There is a harmful ambiguity to being a man in the 21st century which leads to confusion, half of the time you are being told to “man up” or “just get on with it” by others, ridiculed for sharing your feelings and judged by others for being over-sensitive and the other half of the time you are criticized for not being the very thing you’ve just been told not to be… wah?  According to the Samaritans report, men compare themselves against a masculine ‘gold standard’ which prizes power, control and invincibility. When we believe we are not meeting this standard (oh crap), we feel a shame of sense and defeat, and that’s when our mental wellbeing can start to deteriorate. This ‘gold standard’ is often glamourized and worshipped via the media and film industry (think Fifty Shades –Christian Grey) and this doesn’t help matters, kind of like the whole beauty and body image issues women often experience due to unrealistic representations portrayed in film and magazines of what defines a woman as ‘hot’ or ‘beautiful’.

Emotional lives and social disconnectedness

Throughout childhood men are taught to be ‘manly’ and this does not emphasize social and emotional skills. Being heavily influenced by my mother growing up I did not fit this trend, I was more open to talk about my feelings, however socio-economic pressures had turned me into a typical ‘masculine’ man, and I could suddenly understand why some of us experience a ‘big build’ of distress, culminating in crisis. This lack in emotional skills is emphasized by man’s dependence on female partners for emotional support, women help us recognize our own distress, and they provide us with care and encourage us to seek help.
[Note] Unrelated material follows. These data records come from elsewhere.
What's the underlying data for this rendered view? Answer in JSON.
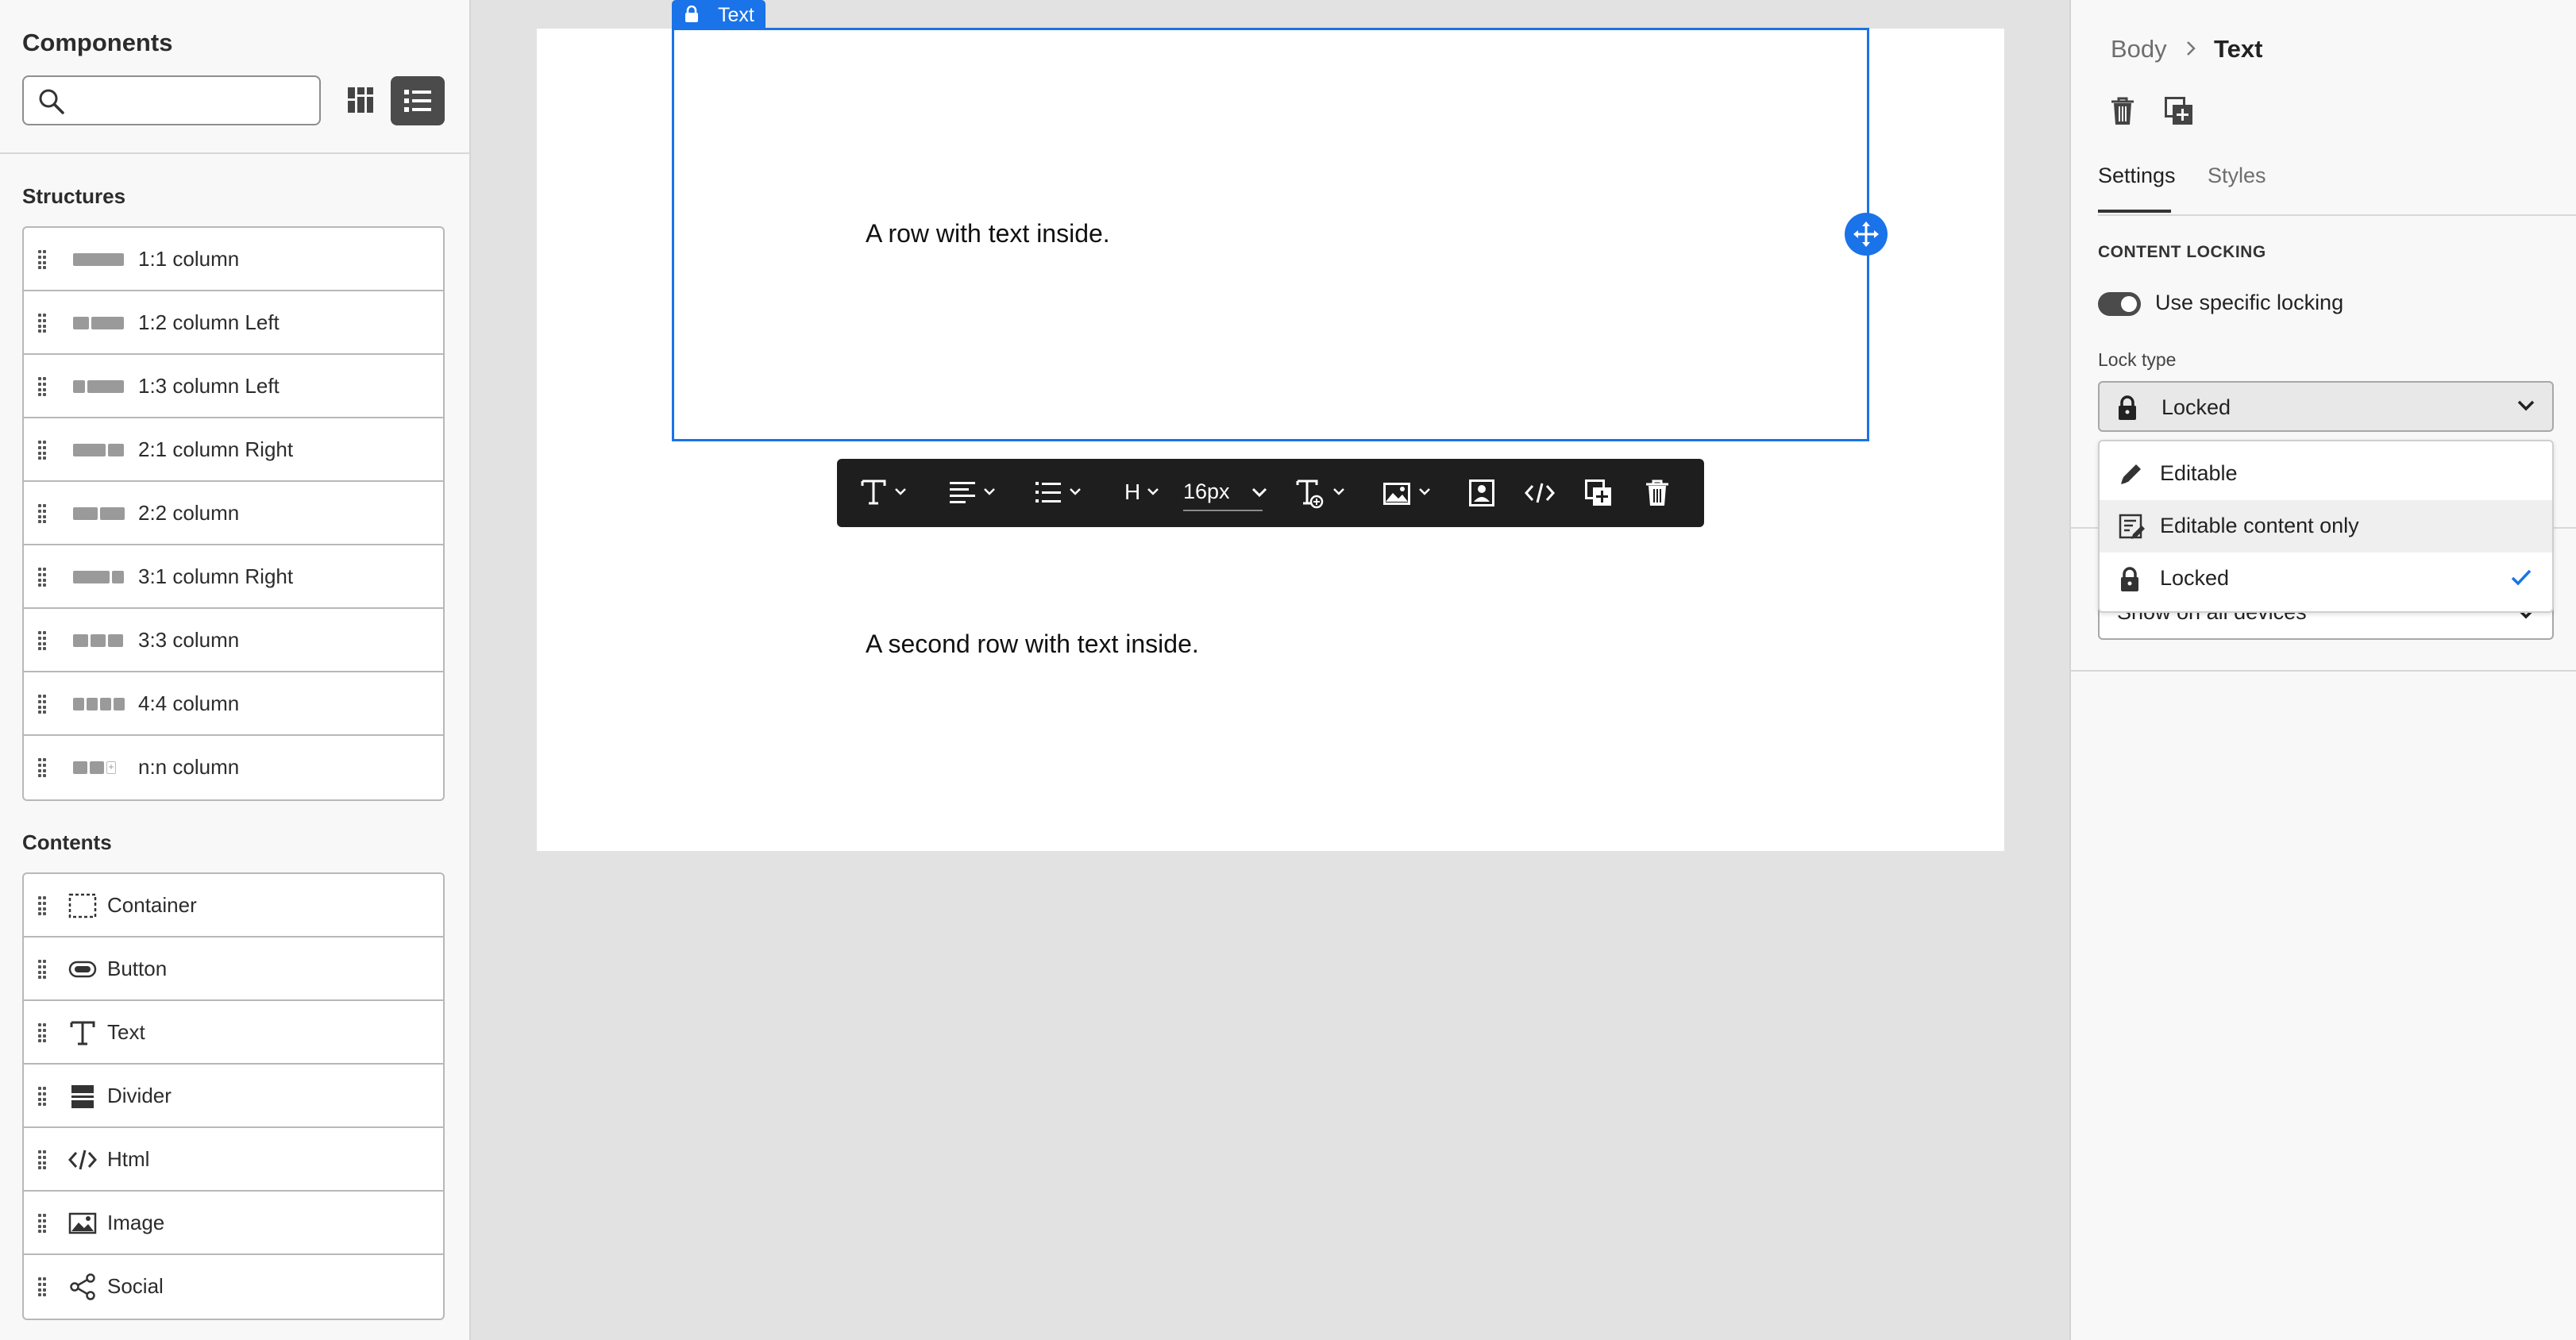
{
  "left_panel": {
    "title": "Components",
    "search": {
      "placeholder": "",
      "value": ""
    },
    "structures_title": "Structures",
    "structures": [
      {
        "label": "1:1 column",
        "cols": [
          1
        ]
      },
      {
        "label": "1:2 column Left",
        "cols": [
          1,
          2
        ]
      },
      {
        "label": "1:3 column Left",
        "cols": [
          1,
          3
        ]
      },
      {
        "label": "2:1 column Right",
        "cols": [
          2,
          1
        ]
      },
      {
        "label": "2:2 column",
        "cols": [
          1,
          1
        ]
      },
      {
        "label": "3:1 column Right",
        "cols": [
          3,
          1
        ]
      },
      {
        "label": "3:3 column",
        "cols": [
          1,
          1,
          1
        ]
      },
      {
        "label": "4:4 column",
        "cols": [
          1,
          1,
          1,
          1
        ]
      },
      {
        "label": "n:n column",
        "cols": [
          1,
          1,
          "plus"
        ]
      }
    ],
    "contents_title": "Contents",
    "contents": [
      {
        "label": "Container",
        "icon": "container-icon"
      },
      {
        "label": "Button",
        "icon": "button-icon"
      },
      {
        "label": "Text",
        "icon": "text-icon"
      },
      {
        "label": "Divider",
        "icon": "divider-icon"
      },
      {
        "label": "Html",
        "icon": "code-icon"
      },
      {
        "label": "Image",
        "icon": "image-icon"
      },
      {
        "label": "Social",
        "icon": "share-icon"
      }
    ]
  },
  "canvas": {
    "selected_tag": "Text",
    "row1_text": "A row with text inside.",
    "row2_text": "A second row with text inside.",
    "toolbar": {
      "heading_label": "H",
      "font_size": "16px"
    }
  },
  "right_panel": {
    "breadcrumb_parent": "Body",
    "breadcrumb_current": "Text",
    "tabs": [
      "Settings",
      "Styles"
    ],
    "active_tab": "Settings",
    "section_title": "CONTENT LOCKING",
    "toggle_label": "Use specific locking",
    "toggle_on": true,
    "lock_type_label": "Lock type",
    "lock_type_value": "Locked",
    "lock_options": [
      {
        "label": "Editable",
        "icon": "pencil-icon"
      },
      {
        "label": "Editable content only",
        "icon": "edit-content-icon"
      },
      {
        "label": "Locked",
        "icon": "lock-icon",
        "selected": true
      }
    ],
    "visibility_value": "Show on all devices"
  },
  "colors": {
    "accent": "#1a73e8",
    "toolbar_bg": "#1e1e1e",
    "canvas_bg": "#e2e2e2"
  }
}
The Samaritans report found a number of contrasts between sexes, firstly men’s peer relationships drop away after the age of 30 whilst most women maintain close same-sex relationships across their lives. Women are also much more open to talking about emotions than men of all ages and social classes. The ‘healthy’ ways men cope are using music or exercise to manage stress or worry rather than ‘talking’, and typically male friendships tend to be based on companionship through doing activities together. This information provides some evidence to why men may find it difficult to ask for help from friends in times of need.

The report also states that men are more likely to use drugs or alcohol in response to distress. This could be a form of escapism or it could be a chance to let it all out in a substance fuelled mess. Because getting hammered and talking about your feelings is better than just talking about your feelings, right? Then you can blame it all on the alcohol… it sounds stupid doesn’t it? But I can guarantee every man has done it.
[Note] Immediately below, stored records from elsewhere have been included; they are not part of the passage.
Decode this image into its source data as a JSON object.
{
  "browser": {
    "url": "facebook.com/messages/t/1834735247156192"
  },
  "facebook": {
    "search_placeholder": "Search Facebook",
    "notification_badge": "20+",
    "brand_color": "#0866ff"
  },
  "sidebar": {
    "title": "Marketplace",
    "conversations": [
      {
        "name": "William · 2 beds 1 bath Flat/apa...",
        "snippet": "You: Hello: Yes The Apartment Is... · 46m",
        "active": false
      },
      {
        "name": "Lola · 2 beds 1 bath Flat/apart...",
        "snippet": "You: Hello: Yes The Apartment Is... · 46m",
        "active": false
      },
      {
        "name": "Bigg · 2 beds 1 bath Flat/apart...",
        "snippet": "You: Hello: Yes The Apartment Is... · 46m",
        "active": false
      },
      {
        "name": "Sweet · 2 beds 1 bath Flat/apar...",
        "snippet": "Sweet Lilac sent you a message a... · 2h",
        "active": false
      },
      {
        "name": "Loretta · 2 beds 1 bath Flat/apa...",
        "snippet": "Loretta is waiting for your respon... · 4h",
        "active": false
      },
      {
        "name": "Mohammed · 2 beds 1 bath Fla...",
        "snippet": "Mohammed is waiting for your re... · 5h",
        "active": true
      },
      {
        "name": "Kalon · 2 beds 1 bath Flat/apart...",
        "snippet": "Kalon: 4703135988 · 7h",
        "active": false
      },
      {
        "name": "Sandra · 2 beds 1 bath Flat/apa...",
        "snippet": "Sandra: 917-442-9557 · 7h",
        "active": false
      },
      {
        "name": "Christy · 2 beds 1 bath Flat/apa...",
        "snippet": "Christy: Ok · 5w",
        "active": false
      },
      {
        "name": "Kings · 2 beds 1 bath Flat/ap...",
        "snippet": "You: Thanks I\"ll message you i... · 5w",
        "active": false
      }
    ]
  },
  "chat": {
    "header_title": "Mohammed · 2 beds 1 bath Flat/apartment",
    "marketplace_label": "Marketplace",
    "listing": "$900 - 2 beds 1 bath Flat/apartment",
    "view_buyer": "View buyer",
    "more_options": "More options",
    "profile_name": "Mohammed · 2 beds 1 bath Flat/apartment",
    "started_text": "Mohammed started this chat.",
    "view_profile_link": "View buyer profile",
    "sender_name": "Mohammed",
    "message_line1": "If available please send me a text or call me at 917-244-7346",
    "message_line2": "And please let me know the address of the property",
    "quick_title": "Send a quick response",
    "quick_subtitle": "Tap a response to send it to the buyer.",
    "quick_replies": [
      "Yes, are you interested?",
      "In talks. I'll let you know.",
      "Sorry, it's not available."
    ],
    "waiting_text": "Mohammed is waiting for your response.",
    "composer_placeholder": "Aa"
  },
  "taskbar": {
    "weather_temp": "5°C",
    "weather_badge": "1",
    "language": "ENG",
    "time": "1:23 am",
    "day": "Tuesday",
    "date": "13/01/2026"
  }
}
From all this information what can we gather? It is clear men don’t talk enough about their problems and there is a ton of evidence to support the argument of a correlation between a lack of support or emotional outlet, and the rates of suicide. Not asking for help or talking openly about your issues can lead to a serious strain on your mental well-being, and in the worst case scenario it can culminate in the taking of your own life. If you feel isolated or alone, you are not, there is always someone to talk to and this ridiculous misconception that we as men must always be strong, powerful and in control needs to be destroyed. Don’t be scared to open up to people, the people who care about you, and if that is too difficult counselling can be very beneficial.   

I know times can be hard for us men, many feel hopeless and lost at sea and whether you like it or not some of us are struggling to cope. So we need to start talking about the issues and acting upon them collectively, because if we don’t more lives will be lost and the problem, like the problems you may personally be facing, won’t go away.


If you are worried about your mental well-being or want to know more about looking after your mental health, below are some useful links:

The full Samaritans report can be found here: